What Factors Influence On-Call Compensation Rates for PAs?

Several factors influence on-call compensation rates for PAs, including the healthcare setting, geographic location, PA’s specialty, and the overall demand for on-call services. Other factors include the PA’s experience level, the complexity of medical cases handled during on-call periods, and the prevailing market rates for similar roles in the region. Negotiations during the hiring process also play a significant role in determining the specific compensation rate.

Can PAs Negotiate On-Call Compensation in Their Employment Contracts?

Absolutely. Physician Assistants can and should negotiate on-call compensation as part of their employment contracts. This negotiation should cover not only the rate of pay but also the terms and conditions of on-call duties, including frequency, duration, and the nature of tasks expected. PAs are encouraged to seek legal or professional advice to ensure that their contracts fairly reflect their on-call responsibilities and compensation.

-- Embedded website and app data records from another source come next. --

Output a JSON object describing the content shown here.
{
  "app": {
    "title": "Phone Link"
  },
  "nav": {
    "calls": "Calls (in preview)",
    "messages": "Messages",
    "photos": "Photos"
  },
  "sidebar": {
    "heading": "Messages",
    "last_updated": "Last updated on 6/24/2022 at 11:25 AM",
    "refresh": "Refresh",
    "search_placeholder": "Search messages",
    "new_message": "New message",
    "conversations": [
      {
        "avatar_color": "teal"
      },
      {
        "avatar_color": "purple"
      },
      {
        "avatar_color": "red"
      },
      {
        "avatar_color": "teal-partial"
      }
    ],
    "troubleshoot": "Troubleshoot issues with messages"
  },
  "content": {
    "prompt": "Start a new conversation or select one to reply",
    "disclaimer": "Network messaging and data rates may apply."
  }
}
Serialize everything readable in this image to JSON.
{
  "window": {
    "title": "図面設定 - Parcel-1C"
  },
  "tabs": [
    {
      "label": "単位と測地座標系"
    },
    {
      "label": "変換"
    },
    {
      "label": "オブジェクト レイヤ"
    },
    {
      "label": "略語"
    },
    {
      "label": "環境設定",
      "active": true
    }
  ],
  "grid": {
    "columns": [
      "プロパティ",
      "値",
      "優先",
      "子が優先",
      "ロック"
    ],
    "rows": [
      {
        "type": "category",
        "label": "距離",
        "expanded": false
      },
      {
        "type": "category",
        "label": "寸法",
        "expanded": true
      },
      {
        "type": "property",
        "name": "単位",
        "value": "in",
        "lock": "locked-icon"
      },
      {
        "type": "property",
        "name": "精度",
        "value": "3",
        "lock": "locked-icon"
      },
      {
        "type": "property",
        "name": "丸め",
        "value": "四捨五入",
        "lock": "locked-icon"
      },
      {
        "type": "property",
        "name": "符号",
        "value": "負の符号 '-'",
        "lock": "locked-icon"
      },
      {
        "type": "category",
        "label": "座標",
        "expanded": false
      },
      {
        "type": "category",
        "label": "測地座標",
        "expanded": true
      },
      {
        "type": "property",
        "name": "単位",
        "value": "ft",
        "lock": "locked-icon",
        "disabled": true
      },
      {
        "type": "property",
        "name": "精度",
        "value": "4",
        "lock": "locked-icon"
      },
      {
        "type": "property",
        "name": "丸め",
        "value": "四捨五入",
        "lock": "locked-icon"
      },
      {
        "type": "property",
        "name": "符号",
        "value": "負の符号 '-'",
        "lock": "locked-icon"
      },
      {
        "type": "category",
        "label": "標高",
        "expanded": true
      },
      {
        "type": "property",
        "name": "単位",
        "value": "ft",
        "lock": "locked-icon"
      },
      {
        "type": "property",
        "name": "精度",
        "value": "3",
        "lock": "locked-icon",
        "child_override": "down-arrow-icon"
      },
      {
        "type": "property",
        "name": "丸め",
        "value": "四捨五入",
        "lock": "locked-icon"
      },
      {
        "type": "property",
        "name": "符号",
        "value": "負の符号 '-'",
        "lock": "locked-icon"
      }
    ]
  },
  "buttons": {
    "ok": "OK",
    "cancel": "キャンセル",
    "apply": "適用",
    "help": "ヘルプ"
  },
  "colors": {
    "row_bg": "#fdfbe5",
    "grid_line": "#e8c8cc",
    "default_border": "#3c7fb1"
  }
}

In conclusion, on-call compensation for Physician Assistants is a multifaceted issue that requires careful consideration from both legal and ethical standpoints. The strategies discussed – standardizing on-call pay rates, basing compensation on call volume and intensity, negotiating on-call terms in employment contracts, and utilizing time-based compensation models – offer a framework for developing fair and equitable compensation practices. These strategies not only ensure legal compliance but also promote ethical employment practices, respecting the professional contribution and personal sacrifices of PAs.

As the healthcare landscape continues to evolve, it is imperative for healthcare organizations to adopt transparent, fair, and sustainable compensation models for on-call duties. Doing so will not only enhance job satisfaction and reduce burnout among PAs but also contribute to the overall effectiveness and efficiency of healthcare services.